◆ **Task directions**
The records below need copying. Match each line exactly.

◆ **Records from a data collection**
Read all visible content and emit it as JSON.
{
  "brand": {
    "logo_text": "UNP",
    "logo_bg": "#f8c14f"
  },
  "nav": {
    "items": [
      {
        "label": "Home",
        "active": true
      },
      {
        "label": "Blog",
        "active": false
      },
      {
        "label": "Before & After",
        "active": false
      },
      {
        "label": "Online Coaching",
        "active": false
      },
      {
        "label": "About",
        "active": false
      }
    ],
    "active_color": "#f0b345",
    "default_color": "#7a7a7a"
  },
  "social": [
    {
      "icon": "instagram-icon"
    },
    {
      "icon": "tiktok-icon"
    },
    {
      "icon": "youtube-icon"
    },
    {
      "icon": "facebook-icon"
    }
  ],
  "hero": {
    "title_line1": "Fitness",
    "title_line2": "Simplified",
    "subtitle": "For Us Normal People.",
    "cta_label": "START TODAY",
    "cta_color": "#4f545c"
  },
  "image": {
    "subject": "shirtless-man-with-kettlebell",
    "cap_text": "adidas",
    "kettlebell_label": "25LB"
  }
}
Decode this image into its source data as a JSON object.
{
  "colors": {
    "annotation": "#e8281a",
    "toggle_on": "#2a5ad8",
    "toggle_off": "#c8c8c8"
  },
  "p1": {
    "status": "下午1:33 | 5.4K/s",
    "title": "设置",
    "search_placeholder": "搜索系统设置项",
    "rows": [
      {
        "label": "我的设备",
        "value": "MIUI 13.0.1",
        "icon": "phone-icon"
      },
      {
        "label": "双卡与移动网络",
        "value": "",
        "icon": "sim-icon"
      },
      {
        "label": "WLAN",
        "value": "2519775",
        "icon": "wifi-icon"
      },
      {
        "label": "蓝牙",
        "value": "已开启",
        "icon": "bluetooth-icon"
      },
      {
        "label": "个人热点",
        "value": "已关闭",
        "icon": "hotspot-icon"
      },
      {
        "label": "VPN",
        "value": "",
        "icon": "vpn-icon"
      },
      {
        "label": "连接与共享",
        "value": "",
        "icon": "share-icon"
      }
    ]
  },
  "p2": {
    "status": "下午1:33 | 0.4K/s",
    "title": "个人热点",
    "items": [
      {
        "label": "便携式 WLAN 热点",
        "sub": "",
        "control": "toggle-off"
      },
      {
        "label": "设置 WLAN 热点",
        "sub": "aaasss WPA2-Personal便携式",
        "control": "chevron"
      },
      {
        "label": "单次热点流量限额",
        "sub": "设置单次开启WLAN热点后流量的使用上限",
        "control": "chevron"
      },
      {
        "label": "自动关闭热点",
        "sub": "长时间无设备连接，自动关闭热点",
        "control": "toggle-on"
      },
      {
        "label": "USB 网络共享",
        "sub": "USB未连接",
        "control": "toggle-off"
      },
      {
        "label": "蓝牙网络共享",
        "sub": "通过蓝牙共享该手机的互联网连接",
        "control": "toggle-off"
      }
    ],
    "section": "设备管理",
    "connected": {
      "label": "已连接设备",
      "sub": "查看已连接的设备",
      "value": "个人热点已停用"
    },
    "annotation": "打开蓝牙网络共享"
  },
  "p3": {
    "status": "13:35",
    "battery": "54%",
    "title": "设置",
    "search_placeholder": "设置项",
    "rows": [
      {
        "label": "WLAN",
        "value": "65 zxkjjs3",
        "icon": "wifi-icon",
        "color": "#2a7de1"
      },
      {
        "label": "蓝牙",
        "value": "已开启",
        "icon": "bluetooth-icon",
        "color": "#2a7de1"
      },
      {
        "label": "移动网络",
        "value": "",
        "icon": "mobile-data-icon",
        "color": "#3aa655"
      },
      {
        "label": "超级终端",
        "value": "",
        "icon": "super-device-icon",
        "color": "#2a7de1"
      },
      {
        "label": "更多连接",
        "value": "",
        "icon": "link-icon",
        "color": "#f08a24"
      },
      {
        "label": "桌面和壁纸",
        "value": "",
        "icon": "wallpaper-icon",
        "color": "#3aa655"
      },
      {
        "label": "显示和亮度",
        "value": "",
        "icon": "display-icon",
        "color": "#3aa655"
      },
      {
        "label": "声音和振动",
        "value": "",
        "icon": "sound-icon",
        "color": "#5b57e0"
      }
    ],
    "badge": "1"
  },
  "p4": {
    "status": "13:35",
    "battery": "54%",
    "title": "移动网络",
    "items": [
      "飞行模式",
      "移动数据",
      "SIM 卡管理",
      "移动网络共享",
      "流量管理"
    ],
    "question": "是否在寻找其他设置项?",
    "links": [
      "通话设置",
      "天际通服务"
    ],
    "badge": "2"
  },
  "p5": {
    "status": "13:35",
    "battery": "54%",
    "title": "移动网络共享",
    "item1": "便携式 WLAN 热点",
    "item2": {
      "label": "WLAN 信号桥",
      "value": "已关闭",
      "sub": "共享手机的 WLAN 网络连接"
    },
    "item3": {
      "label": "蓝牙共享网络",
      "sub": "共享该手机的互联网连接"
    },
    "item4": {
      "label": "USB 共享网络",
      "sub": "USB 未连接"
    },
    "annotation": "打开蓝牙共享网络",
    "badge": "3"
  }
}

◆ **Expected answer**
Read all visible content and emit it as JSON.
{
  "brand": {
    "logo_text": "UNP",
    "logo_bg": "#f8c14f"
  },
  "nav": {
    "items": [
      {
        "label": "Home",
        "active": true
      },
      {
        "label": "Blog",
        "active": false
      },
      {
        "label": "Before & After",
        "active": false
      },
      {
        "label": "Online Coaching",
        "active": false
      },
      {
        "label": "About",
        "active": false
      }
    ],
    "active_color": "#f0b345",
    "default_color": "#7a7a7a"
  },
  "social": [
    {
      "icon": "instagram-icon"
    },
    {
      "icon": "tiktok-icon"
    },
    {
      "icon": "youtube-icon"
    },
    {
      "icon": "facebook-icon"
    }
  ],
  "hero": {
    "title_line1": "Fitness",
    "title_line2": "Simplified",
    "subtitle": "For Us Normal People.",
    "cta_label": "START TODAY",
    "cta_color": "#4f545c"
  },
  "image": {
    "subject": "shirtless-man-with-kettlebell",
    "cap_text": "adidas",
    "kettlebell_label": "25LB"
  }
}
Decode this image into its source data as a JSON object.
{
  "colors": {
    "annotation": "#e8281a",
    "toggle_on": "#2a5ad8",
    "toggle_off": "#c8c8c8"
  },
  "p1": {
    "status": "下午1:33 | 5.4K/s",
    "title": "设置",
    "search_placeholder": "搜索系统设置项",
    "rows": [
      {
        "label": "我的设备",
        "value": "MIUI 13.0.1",
        "icon": "phone-icon"
      },
      {
        "label": "双卡与移动网络",
        "value": "",
        "icon": "sim-icon"
      },
      {
        "label": "WLAN",
        "value": "2519775",
        "icon": "wifi-icon"
      },
      {
        "label": "蓝牙",
        "value": "已开启",
        "icon": "bluetooth-icon"
      },
      {
        "label": "个人热点",
        "value": "已关闭",
        "icon": "hotspot-icon"
      },
      {
        "label": "VPN",
        "value": "",
        "icon": "vpn-icon"
      },
      {
        "label": "连接与共享",
        "value": "",
        "icon": "share-icon"
      }
    ]
  },
  "p2": {
    "status": "下午1:33 | 0.4K/s",
    "title": "个人热点",
    "items": [
      {
        "label": "便携式 WLAN 热点",
        "sub": "",
        "control": "toggle-off"
      },
      {
        "label": "设置 WLAN 热点",
        "sub": "aaasss WPA2-Personal便携式",
        "control": "chevron"
      },
      {
        "label": "单次热点流量限额",
        "sub": "设置单次开启WLAN热点后流量的使用上限",
        "control": "chevron"
      },
      {
        "label": "自动关闭热点",
        "sub": "长时间无设备连接，自动关闭热点",
        "control": "toggle-on"
      },
      {
        "label": "USB 网络共享",
        "sub": "USB未连接",
        "control": "toggle-off"
      },
      {
        "label": "蓝牙网络共享",
        "sub": "通过蓝牙共享该手机的互联网连接",
        "control": "toggle-off"
      }
    ],
    "section": "设备管理",
    "connected": {
      "label": "已连接设备",
      "sub": "查看已连接的设备",
      "value": "个人热点已停用"
    },
    "annotation": "打开蓝牙网络共享"
  },
  "p3": {
    "status": "13:35",
    "battery": "54%",
    "title": "设置",
    "search_placeholder": "设置项",
    "rows": [
      {
        "label": "WLAN",
        "value": "65 zxkjjs3",
        "icon": "wifi-icon",
        "color": "#2a7de1"
      },
      {
        "label": "蓝牙",
        "value": "已开启",
        "icon": "bluetooth-icon",
        "color": "#2a7de1"
      },
      {
        "label": "移动网络",
        "value": "",
        "icon": "mobile-data-icon",
        "color": "#3aa655"
      },
      {
        "label": "超级终端",
        "value": "",
        "icon": "super-device-icon",
        "color": "#2a7de1"
      },
      {
        "label": "更多连接",
        "value": "",
        "icon": "link-icon",
        "color": "#f08a24"
      },
      {
        "label": "桌面和壁纸",
        "value": "",
        "icon": "wallpaper-icon",
        "color": "#3aa655"
      },
      {
        "label": "显示和亮度",
        "value": "",
        "icon": "display-icon",
        "color": "#3aa655"
      },
      {
        "label": "声音和振动",
        "value": "",
        "icon": "sound-icon",
        "color": "#5b57e0"
      }
    ],
    "badge": "1"
  },
  "p4": {
    "status": "13:35",
    "battery": "54%",
    "title": "移动网络",
    "items": [
      "飞行模式",
      "移动数据",
      "SIM 卡管理",
      "移动网络共享",
      "流量管理"
    ],
    "question": "是否在寻找其他设置项?",
    "links": [
      "通话设置",
      "天际通服务"
    ],
    "badge": "2"
  },
  "p5": {
    "status": "13:35",
    "battery": "54%",
    "title": "移动网络共享",
    "item1": "便携式 WLAN 热点",
    "item2": {
      "label": "WLAN 信号桥",
      "value": "已关闭",
      "sub": "共享手机的 WLAN 网络连接"
    },
    "item3": {
      "label": "蓝牙共享网络",
      "sub": "共享该手机的互联网连接"
    },
    "item4": {
      "label": "USB 共享网络",
      "sub": "USB 未连接"
    },
    "annotation": "打开蓝牙共享网络",
    "badge": "3"
  }
}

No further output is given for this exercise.